&  his lady-love, (telling me under her breath that
 Whytal was in New York  & she would not wish to
be seen out alone with any two legged masculine at
night; off we set, boy Will in great tribulation
and sorrow at not being permitted to accompany
us.       So for the first time I had this bright
eyed little incomprehensibility hanging on my arm
as we walked down the dank, dark street, into the
great thoroughfare.  At the corner we entered the
confectioners, had Ice Creams &c   she had a  cobbler 
too.       A blooming little incomprehensibility, with
a world of merits run into faults on her   very
pleasant to look upon though, that face of
hers.     Back, consoling Will with some confect-
ionary, then Lotty sang again and again  
Her mother came, & I left at 11.
Title:Thomas Butler Gunn Diaries, Volume Four: page one hundred and fifty-five
Description:Describes going to the confectioners for ice cream with Lotty Kidder.
Subject:Dodd, Dan; Food; Gunn, Thomas Butler; Kidder, Charlotte (Whytal, Granville); Kidder, Rebecca (Morse); Kidder, Will; Whytal, John; Women
Coverage (City/State):[New York, New York]
Scan Date:2011-02-07


Title:Thomas Butler Gunn Diaries, Volume Four
Description:Includes descriptions of looking for drawing and writing work among New York publishers, boarding house living, visits to Mrs. Kidder and her daughter Lotty, the start of the ''Lantern'' publication and joining the ''Lantern Club,'' attending a ball on Governors Island, attending a lecture by E. H. Chapin, visits to Staten Island, and a visit to Niagara Falls.
Subject:Boardinghouses; Books and reading; Gunn, Thomas Butler; Military; Publishers and publishing; Theater; Travel; Women
Coverage (City/State):New York, New York; Niagara, New York
Note:Thomas Butler Gunn was born February 15, 1826, in Banbury, England, and came to New York in 1849. During the Civil War he worked as a correspondent for the New York Tribune and the New York Evening Post.

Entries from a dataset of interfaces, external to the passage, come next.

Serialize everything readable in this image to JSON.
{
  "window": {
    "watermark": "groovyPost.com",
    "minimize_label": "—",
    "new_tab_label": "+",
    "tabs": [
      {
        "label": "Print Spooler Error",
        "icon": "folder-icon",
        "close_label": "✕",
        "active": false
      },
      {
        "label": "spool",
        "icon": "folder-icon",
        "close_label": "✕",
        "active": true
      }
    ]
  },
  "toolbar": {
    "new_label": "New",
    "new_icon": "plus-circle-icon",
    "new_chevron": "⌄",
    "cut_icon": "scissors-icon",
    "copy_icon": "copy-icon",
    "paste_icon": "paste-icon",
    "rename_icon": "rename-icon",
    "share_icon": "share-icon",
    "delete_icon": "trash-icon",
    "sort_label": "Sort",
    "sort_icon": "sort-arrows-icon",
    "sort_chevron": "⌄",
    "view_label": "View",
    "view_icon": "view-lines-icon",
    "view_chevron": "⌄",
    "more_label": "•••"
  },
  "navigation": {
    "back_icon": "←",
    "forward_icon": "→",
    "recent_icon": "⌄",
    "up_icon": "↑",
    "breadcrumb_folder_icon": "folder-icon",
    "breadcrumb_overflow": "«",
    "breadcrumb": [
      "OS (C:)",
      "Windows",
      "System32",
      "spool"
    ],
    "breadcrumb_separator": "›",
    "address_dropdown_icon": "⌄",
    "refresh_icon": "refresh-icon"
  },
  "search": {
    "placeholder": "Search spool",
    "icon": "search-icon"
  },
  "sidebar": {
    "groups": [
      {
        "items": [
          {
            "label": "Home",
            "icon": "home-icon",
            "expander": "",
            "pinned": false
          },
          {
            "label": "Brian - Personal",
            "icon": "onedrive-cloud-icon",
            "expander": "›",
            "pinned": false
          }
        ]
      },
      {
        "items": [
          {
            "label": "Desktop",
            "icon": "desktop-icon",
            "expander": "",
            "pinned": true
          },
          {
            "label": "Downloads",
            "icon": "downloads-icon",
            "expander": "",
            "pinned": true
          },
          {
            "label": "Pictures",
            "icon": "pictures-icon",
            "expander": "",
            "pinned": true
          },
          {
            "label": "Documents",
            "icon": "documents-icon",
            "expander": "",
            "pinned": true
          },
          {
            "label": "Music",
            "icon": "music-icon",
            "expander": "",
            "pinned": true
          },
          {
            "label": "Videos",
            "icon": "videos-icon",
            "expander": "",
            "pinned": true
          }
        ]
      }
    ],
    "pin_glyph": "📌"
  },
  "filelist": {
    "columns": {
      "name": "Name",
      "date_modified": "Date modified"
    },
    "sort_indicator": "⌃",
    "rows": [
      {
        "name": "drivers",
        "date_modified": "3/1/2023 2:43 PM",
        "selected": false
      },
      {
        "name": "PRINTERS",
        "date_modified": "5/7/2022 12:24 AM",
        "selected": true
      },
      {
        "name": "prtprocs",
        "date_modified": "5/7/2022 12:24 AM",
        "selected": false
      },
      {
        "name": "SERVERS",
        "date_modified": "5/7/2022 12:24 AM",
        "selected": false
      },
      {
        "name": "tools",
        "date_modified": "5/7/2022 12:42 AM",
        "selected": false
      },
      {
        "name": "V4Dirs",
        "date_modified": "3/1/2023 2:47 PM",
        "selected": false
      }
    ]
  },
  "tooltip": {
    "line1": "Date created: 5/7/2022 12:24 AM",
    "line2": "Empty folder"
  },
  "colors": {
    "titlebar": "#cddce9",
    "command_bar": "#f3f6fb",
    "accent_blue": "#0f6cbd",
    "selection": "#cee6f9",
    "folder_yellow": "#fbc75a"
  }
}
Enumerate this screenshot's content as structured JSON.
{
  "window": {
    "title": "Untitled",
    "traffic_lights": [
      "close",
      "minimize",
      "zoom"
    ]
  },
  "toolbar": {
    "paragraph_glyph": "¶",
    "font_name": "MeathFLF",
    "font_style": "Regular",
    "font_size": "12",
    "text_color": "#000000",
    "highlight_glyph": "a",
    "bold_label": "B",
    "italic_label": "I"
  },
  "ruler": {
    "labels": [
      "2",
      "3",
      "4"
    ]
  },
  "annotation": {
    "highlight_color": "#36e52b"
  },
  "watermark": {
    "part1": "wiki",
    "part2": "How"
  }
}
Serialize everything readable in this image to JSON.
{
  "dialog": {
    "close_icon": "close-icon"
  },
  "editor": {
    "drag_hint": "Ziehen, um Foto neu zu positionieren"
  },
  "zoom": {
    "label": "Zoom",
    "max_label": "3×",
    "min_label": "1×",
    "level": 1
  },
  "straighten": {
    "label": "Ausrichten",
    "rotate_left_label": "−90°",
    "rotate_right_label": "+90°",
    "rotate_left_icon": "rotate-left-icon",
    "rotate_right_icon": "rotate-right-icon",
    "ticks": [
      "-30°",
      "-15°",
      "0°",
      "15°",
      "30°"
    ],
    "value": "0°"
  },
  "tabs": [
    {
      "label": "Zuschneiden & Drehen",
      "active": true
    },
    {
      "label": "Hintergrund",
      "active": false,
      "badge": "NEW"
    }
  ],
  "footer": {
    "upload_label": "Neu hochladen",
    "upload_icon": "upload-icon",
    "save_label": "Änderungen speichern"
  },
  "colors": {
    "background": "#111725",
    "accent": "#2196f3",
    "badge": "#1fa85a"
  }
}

He returned to England in 1863, and died in Birmingham in April 1903. The collection includes twenty-one volumes of his diaries, including newspaper clippings, letters, photographs, sketches, and various other items inserted by Gunn. Diary entries date from July 7, 1849, to April 7, 1863, and include his experiences with the New York publishing and literary world, his descriptions of boarding houses, his travels throughout the United States, and his experiences traveling with the Federal army as a Civil War correspondent.
Publisher:Missouri History Museum
Rights:Copyright 2011 Missouri History Museum.
Source:Page images, transcriptions, and metadata of the Thomas Butler Gunn diaries have been provided by the Missouri History Museum.